The income of the richest 1 percent in the U.S. soared 275 percent from 1979 to 2007, but the bottom 20 percent grew by just 18 percent, new government data shows.
The Congressional Budget Office (CBO) released a study this week that compared real after-tax household income between 1979 and 2007, which were both after recessions and had similar overall economic activity.
While the income of the richest 1 percent nearly tripled, increases were smaller down the economic ladder. After the 1 percent, income for the next highest 20 percent grew by 65 percent, much faster than it did for the remaining 80 percent of the population but still lagging well behind the top percentile.
The changes illustrate how the better off have captured the bulk of income gains over the past three decades. The top quintile has seen its share of income rise while the other four quintiles have suffered declines in their shares, according to John Bowler, director of country risk service with the Economist Intelligence Unit.

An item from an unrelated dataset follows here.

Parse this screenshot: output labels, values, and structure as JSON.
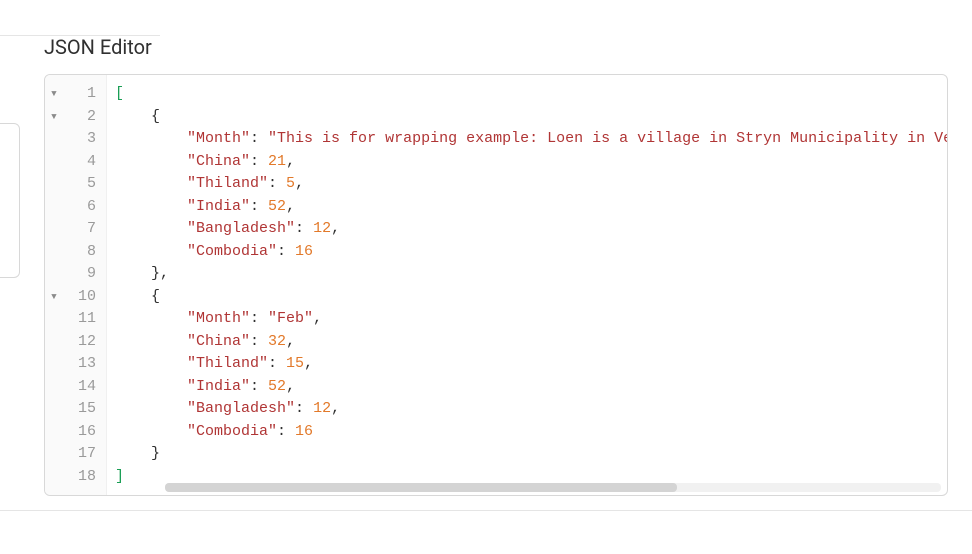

The report states that without the growth of the top percentile, income inequality still would have increased, "but not by nearly as much." The study was prepared at the request of Sens. Max Baucus, D-Mont., and Charles Grassley, R-Iowa.

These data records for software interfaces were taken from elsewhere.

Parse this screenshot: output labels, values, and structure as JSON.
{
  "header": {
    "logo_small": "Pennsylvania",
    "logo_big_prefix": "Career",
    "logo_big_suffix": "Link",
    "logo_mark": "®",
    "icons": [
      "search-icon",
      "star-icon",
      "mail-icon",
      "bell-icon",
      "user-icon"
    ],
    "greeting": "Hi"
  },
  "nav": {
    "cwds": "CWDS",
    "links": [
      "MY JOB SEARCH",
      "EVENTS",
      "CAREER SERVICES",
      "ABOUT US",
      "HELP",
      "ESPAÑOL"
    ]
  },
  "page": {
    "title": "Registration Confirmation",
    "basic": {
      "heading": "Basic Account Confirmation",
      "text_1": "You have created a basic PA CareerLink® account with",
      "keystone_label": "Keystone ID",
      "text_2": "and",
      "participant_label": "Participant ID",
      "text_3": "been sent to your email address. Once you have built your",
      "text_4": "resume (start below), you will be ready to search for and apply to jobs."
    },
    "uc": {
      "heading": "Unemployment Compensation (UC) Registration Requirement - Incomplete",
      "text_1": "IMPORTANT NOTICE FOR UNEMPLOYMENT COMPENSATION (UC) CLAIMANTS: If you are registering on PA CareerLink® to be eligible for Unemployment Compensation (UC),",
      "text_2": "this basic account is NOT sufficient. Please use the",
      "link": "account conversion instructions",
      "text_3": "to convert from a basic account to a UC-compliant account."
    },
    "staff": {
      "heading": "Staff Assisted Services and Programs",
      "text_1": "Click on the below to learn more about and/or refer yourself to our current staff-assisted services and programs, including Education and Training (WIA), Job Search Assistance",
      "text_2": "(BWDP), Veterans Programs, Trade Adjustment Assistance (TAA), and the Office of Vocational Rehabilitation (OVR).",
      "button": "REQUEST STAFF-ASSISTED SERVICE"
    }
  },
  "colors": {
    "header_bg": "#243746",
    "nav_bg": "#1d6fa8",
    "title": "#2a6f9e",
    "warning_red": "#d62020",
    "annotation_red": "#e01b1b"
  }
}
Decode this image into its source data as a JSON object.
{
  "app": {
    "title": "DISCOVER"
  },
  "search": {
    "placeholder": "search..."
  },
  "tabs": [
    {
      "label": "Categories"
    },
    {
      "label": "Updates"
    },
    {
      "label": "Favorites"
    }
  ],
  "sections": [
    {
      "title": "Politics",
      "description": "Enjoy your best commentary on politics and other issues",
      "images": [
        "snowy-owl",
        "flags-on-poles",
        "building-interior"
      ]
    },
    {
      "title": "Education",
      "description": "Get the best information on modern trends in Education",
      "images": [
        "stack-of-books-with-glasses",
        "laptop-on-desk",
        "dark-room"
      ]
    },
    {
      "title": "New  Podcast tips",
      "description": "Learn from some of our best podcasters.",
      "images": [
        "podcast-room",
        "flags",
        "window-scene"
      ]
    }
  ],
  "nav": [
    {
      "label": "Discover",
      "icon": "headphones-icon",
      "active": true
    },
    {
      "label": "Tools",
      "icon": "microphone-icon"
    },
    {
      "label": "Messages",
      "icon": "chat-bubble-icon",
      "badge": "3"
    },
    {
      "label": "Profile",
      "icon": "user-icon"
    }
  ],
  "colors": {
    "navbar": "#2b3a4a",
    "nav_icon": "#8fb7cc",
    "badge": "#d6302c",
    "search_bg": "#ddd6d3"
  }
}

The CBO said the reasons for the rapid growth at the top are "not well understood," though some possibilities include technical innovations that have changed the labor market for superstars, "such as actors, athletes, and musicians," changes in executive compensation, and increasing scale of financial-sector activities.
Technology creates opportunities for highly skilled workers while making some routine tasks redundant, said Bowler. The role of globalization, he added, is "controversial."
"Even some policymakers who would traditionally be in the free trade camp are now questioning the benefits of globalization to the middle and lower-income U.S. households, even if they have benefited from cheaper imported manufactured goods," he said.
Matthew Dowd, ABC News political analyst and former strategist for President George W. Bush, said while Americans have accepted income disparities in the country, they are becoming more frustrated at the perception that their economic opportunities, or that of their children, are diminishing.
"They don't feel any ability to move up. They feel stuck and don't feel there's a lottery ticket to take them to a higher class," Dowd said.
What makes the frustration worse is that Americans feel the wealthy, especially in business, receive preferential treatment by the government.
"They watch Wall Street, government bailouts and feel like the rich play by different rules," he said. "They think, 'Here I am, trying to make payments on my house with my own small business, trying to make ends meet, but if I need help, no one will help me.'"
On Wednesday, Douglas Elmendorf, CBO director, also revealed in prepared remarks to the congressional super-committee that the government spent about $200 billion, or 15 percent of total discretionary spending, on federal workers' salaries and benefits in the fiscal year that ended in September, the Washington Post reported.
Dowd said that frustration with increasing inequality has led to growing movements on the "right and left," such as the Occupy Wall Street protests.
"Tea Party and Occupy Wall Street both come from the same place: anger at a small group of people who are operating by a different set of rules," he said. "Americans always say they don't like the income gap, but they didn't mind the gap. But they just don't like that they don't have any ability to rise."
Bowler said he agreed that, traditionally, Americans have not envied the material success of others, as growing rich or at least becoming better off is part of the American dream.
"But it is one thing for successful entrepreneurs to attain great riches, another for poorly performing company bosses taking no risks with their own capital to award themselves large pay-outs," he said.
The "equalizing effect" of transfer payments and federal taxes on household income was smaller in 2007 than it had been in 1979, according to the CBO, sparking controversy in the debate over whether to increase taxes on the rich.
In 1979, households in the bottom quintile received more than 50 percent of transfer payments. In 2007, similar households received about 35 percent of transfers. Meanwhile over that period, the overall average federal tax rate fell slightly, the composition of federal revenues shifted away from progressive income taxes to less-progressive payroll taxes, and income taxes became slightly more concentrated at the higher end of the income scale.
"The effect of the first two factors outweighed the effect of the third, reducing the extent to which taxes lessened the dispersion of household income," Douglas Elmendorf, CBO director, wrote on the CBO website.